And we're not talking about the traditional art of finding ways acceptable to regulators, and to the viewing public, of denigrating competing brands here. The new trend is to use other, non-competing brands to help form an overall context that creates unprecedented sorts of synergies for your brand.
Other examples may pop up during the course of the game broadcast on Sunday, but the most interesting one so far is a General Electric ad at top that spends a lot of time talking about how the company makes turbines that help generate power that help Budweiser brew beer and get it to the local pub. The association lends an extra dose of authenticity to an ad that features interviews with actual GE workers at its Schenectady, N.Y., plant.
"Anheuser-Busch is a longstanding client of ours and they were excited about getting involved," Andy Goldberg, GE's director of creative content, told brandchannel. "The main focus on their end was just to make sure their brand was also portrayed in a good light and that it felt natural to their brand and how GE serves it. They saw our previous documentary ads on healthcare and aviation and thought that they were a great storytelling module. At the end they viewed it as a benefit — linking two well-known, classic American brands."
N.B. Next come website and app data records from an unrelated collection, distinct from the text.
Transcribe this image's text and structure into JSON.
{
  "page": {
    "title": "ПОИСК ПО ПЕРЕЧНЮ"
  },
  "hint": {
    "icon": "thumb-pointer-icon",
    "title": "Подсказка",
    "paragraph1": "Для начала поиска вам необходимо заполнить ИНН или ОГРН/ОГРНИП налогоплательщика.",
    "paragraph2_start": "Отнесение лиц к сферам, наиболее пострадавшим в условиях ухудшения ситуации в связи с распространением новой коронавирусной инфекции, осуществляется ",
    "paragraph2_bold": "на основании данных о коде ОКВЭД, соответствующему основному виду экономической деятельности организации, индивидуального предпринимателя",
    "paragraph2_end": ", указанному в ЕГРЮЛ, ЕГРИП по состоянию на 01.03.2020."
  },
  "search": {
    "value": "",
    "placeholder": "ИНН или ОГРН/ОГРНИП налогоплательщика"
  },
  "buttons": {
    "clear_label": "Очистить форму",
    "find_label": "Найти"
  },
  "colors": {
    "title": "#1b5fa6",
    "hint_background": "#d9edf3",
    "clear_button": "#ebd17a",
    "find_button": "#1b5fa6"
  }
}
Meanwhile, Procter & Gamble has been teasing out attention to its ads -- actually planned for the day after the game for Old Spice. The idea is that Old Spice body spray is so powerful that it can't even stay within the bounds of its own advertisements, so the Old Spice guy can't help but show up in ads that start out looking like pitches for other actual new P&G products, such as Charmin Freshmates, a moistened and flushable new type of toilet paper, and Bounce dryer bars.
These were the sorts of twists that GM CMO Joel Ewanick was after a few weeks ago when he fruitlessly searched for ways to "place" Chevrolet or his company's other brands in the Super Bowl ads of non-competing brands. Apparently he didn't get very far, and reportedly NBC executives discouraged the experimentation so they could maintain the sanctity of their $3.5-million to $4-million, 30-second slots.
But Ewanick found a back door that he demonstrates in a clever spot for Chevrolet Silverado that will run during the Super Bowl.
In a world where the Mayans' predictions of 2012 apocalypse come true, a Silverado owner drives out of the rubble to meet other Silverado owners who, of course, uniquely have survived the ravages of the end. On his way to their pre-arranged meeting, he passes a junked statue from the front of a Big Boy restaurant. And when they meet, a fellow survivor is holding a box of Twinkies — a wink at the snack's reputation as lasting forever. And so, in GM's humorous spot, do Silverados.
Update: Ford didn't take too kindly to its brand being trashed in GM's spot — click here for details.